Mitochondria are structures within cells that convert the energy from food into a form that cells can use. Although most DNA is packaged in chromosomes within the nucleus, mitochondria also have a small amount of their own DNA (known as mitochondrial DNA or mtDNA). In some cases, inherited changes in mitochondrial DNA can cause problems with growth, development, and function of the body’s systems. These variants (also known as mutations) disrupt the mitochondria’s ability to generate energy efficiently for cells.
Conditions caused by variants in mitochondrial DNA often involve multiple organ systems. The effects of these conditions are most pronounced in organs and tissues that require a lot of energy (such as the heart, brain, and muscles). Although the health consequences of inherited mitochondrial DNA alterations vary widely, frequently observed features include muscle weakness and wasting, problems with movement, diabetes, kidney failure, heart disease, loss of intellectual functions (dementia), hearing loss, and problems involving the eyes and vision.
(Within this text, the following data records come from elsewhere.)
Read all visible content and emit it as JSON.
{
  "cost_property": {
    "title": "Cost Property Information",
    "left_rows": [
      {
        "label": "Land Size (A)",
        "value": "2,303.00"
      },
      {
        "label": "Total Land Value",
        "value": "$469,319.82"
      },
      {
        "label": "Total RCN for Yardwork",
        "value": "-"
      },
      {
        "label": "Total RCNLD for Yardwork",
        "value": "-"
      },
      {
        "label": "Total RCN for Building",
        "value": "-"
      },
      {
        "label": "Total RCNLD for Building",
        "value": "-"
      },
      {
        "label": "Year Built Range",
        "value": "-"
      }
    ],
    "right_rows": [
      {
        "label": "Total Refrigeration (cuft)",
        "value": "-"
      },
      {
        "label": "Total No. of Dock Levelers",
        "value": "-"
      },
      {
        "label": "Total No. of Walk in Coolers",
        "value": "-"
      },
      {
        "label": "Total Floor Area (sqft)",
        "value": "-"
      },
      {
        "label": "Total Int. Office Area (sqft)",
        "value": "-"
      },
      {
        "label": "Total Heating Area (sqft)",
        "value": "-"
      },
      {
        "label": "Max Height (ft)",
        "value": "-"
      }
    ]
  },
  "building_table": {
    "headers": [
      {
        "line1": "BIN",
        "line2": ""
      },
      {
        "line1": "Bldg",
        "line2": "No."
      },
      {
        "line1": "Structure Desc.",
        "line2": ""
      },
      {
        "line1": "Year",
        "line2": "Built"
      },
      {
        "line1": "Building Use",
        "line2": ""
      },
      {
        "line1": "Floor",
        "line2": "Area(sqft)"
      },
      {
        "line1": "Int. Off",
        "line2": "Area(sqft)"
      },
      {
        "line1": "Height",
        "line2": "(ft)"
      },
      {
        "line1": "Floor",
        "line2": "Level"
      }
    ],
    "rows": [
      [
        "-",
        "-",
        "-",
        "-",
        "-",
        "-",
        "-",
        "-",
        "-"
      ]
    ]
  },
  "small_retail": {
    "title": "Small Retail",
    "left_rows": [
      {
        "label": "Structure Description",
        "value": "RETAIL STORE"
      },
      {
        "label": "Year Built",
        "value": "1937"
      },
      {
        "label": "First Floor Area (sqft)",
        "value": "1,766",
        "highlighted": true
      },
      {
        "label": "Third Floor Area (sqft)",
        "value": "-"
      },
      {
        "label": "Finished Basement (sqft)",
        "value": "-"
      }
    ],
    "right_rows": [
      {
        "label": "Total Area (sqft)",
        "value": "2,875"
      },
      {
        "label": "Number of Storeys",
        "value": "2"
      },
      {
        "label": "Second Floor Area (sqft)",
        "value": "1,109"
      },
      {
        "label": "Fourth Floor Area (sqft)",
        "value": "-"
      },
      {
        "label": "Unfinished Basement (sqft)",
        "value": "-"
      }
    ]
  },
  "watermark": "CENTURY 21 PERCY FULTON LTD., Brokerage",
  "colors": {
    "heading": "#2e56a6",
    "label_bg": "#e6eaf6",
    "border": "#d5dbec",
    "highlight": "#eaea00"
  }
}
Genetic changes that are not inherited (which are known as somatic variants) may also occur in mitochondrial DNA. Somatic variants occur in the DNA of certain cells (not sperm or egg cells) during a person’s lifetime and are not passed to future generations. Because mitochondrial DNA has a limited ability to repair errors, these variants tend to build up over time. A buildup of somatic variants in mitochondrial DNA has been associated with some forms of cancer and an increased risk of certain age-related disorders such as heart disease, Alzheimer's disease, and Parkinson's disease. Additionally, research suggests that the progressive accumulation of these variants over a person’s lifetime may play a role in the normal process of aging.